The pending $16 billion deal that would see GlaxoSmithKline sell its cancer drugs to Novartis continues to pay dividends for an unlikely beneficiary—Boulder, CO-based Array BioPharma.
Array (NASDAQ: ARRY) announced Friday that it has reached a definitive agreement with Novartis to acquire worldwide rights to encorafenib, a drug candidate to treat melanoma and colorectal cancer. The drug is in Phase 3 clinical testing. According to a release, Array only owes Novartis “a de minimis payment,” and the Swiss pharmaceutical giant will pick up much of the bill to continue the 11 clinical trials that are underway.
The deal is contingent on the blockbuster deal between GlaxoSmithKline and Novartis being approved by regulators. Array said the European Commission is expected to make a decision about the deal on Jan. 28.
This is the second deal between Novartis and Array that has resulted from Novartis’s need to shed cancer drug candidates it had been developing, following the GSK deal. In December, Array and Novartis terminated their agreement to jointly develop binimetinib, a drug candidate initially developed by Array to treat melanoma and ovarian cancer.
Array CEO Ron Squarer called that deal “potentially transformative” for Array, and its terms look highly favorable for his company. It came with an upfront payment of as much as $85 million from Novartis, which also agreed to fund planned and ongoing studies of binimetinib. That includes three Phase 3 pivotal trials that are underway and more than 20 Phase 1 or 2 exploratory studies and investigator-sponsored trials.
Encorafenib is a small molecule drug (a BRAF inhibitor) that could treat melanoma, colorectal, and thyroid cancers. The drug is taken orally, and could potentially be used alongside binimetinib, which has a different mechanism (it’s a MEK inhibitor).
“With rights to both encorafenib and binimetinib, Array would enhance its position to broadly develop and commercialize each product, as well as this MEK/BRAF combination, which may have differentiating advantages when compared to available therapies,” Squarer said in the release.
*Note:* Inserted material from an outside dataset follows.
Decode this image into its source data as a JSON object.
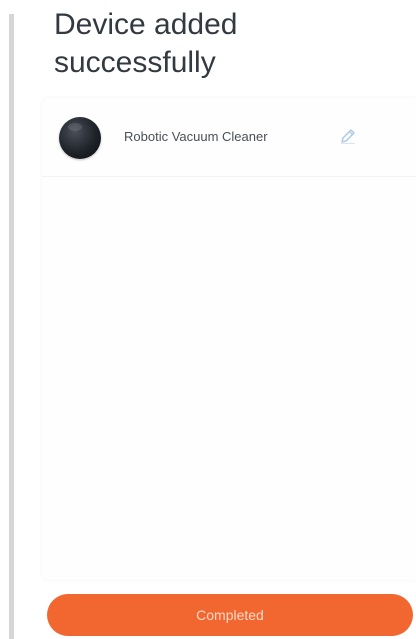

As part of the latest deal, European regulators are requiring Array to obtain an experienced partner for global development and European commercialization of both binimetinib and encorafenib.